Explore how IT decision-makers’ training views have changed since we first released our annual IT Skills and Salary Report 12 years ago. Once viewed as an expense, IT leadership now sees professional development as an investment. Even with shrinking budgets and a recent rise in skills gaps, the value of training is currently at an all-time high.
The CISSP (Certified Information System Security Practitioner) certification exam update in 2018 included a modest revision of the topics and a significant change to the testing process. Preparing for the CISSP exam has become more challenging. Here's everything you need to know about the changes.
(ISC)2’s CISSP (Certified Information System Security Practitioner) is a widely desired indicator of cybersecurity knowledge, experience and excellence on the resume of many IT professionals. Learn how to prep for the most comprehensive and in-demand cybersecurity certification.
There is a reason why Agile training methods are becoming mainstream. They can work! Although every Agile practice is not necessarily appropriate for every organization, each practice has delivered real value to many organizations, and some Agile practices can be used by anyone!
Though there are several sources for agile certifications, the Project Management Institute (PMI)® Agile Certified Practitioner (PMI-ACP)® has established itself as the world’s fastest growing agile credential. The PMI-ACP certification formally recognizes your knowledge of agile principles and your skill with agile techniques.
Whether you are just getting started in business analysis or want to gain a better understanding of certain aspects of business analysis, we have compiled a list of frequently used terms to help you get started.
I recently responded to a message on LinkedIn from a regular reader of this blog. He asked several questions which I will answer over the course of several posts. As part of his first question, he described a strategy report that his group is producing. The audience for this strategy report considers ITIL important to the future of their business, and so he must describe which ITIL processes his data center operations group works most closely with.

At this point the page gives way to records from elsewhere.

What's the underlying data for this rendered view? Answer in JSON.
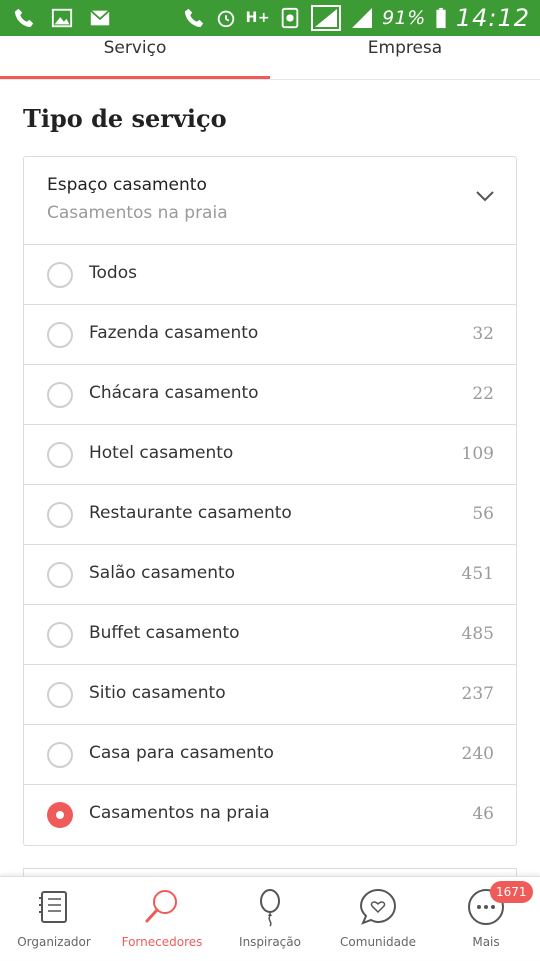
{
  "status_bar": {
    "battery": "91%",
    "time": "14:12",
    "network": "H+",
    "icons": [
      "phone-icon",
      "image-icon",
      "mail-icon",
      "call-icon",
      "alarm-icon",
      "network-icon",
      "data-icon",
      "signal-icon",
      "signal-2-icon",
      "battery-icon"
    ]
  },
  "tabs": [
    {
      "label": "Serviço",
      "active": true
    },
    {
      "label": "Empresa",
      "active": false
    }
  ],
  "section_title": "Tipo de serviço",
  "filter": {
    "title": "Espaço casamento",
    "subtitle": "Casamentos na praia"
  },
  "options": [
    {
      "label": "Todos",
      "count": "",
      "selected": false
    },
    {
      "label": "Fazenda casamento",
      "count": "32",
      "selected": false
    },
    {
      "label": "Chácara casamento",
      "count": "22",
      "selected": false
    },
    {
      "label": "Hotel casamento",
      "count": "109",
      "selected": false
    },
    {
      "label": "Restaurante casamento",
      "count": "56",
      "selected": false
    },
    {
      "label": "Salão casamento",
      "count": "451",
      "selected": false
    },
    {
      "label": "Buffet casamento",
      "count": "485",
      "selected": false
    },
    {
      "label": "Sitio casamento",
      "count": "237",
      "selected": false
    },
    {
      "label": "Casa para casamento",
      "count": "240",
      "selected": false
    },
    {
      "label": "Casamentos na praia",
      "count": "46",
      "selected": true
    }
  ],
  "bottom_nav": [
    {
      "label": "Organizador",
      "icon": "planner-icon",
      "active": false
    },
    {
      "label": "Fornecedores",
      "icon": "search-icon",
      "active": true
    },
    {
      "label": "Inspiração",
      "icon": "balloon-icon",
      "active": false
    },
    {
      "label": "Comunidade",
      "icon": "chat-heart-icon",
      "active": false
    },
    {
      "label": "Mais",
      "icon": "more-icon",
      "active": false,
      "badge": "1671"
    }
  ],
  "colors": {
    "status_bar": "#3d9b35",
    "accent": "#ef5b59",
    "border": "#dcdcdc"
  }
}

In the last two posts I discussed aspects of services in the context of some landscaping work that I’m having done. This is clearly what many people would call a “non-IT example.” I often use similar examples in my classes. However, I might initially describe an example that seems unrelated to IT, but will conclude with a challenge to students. That challenge is, “identify the IT in this example.” The truth of the matter is that most businesses these days are underpinned by some form of information technology. In fact, technology has become so ingrained into everyday services that often even the service providers themselves don’t realize how technology supports their business.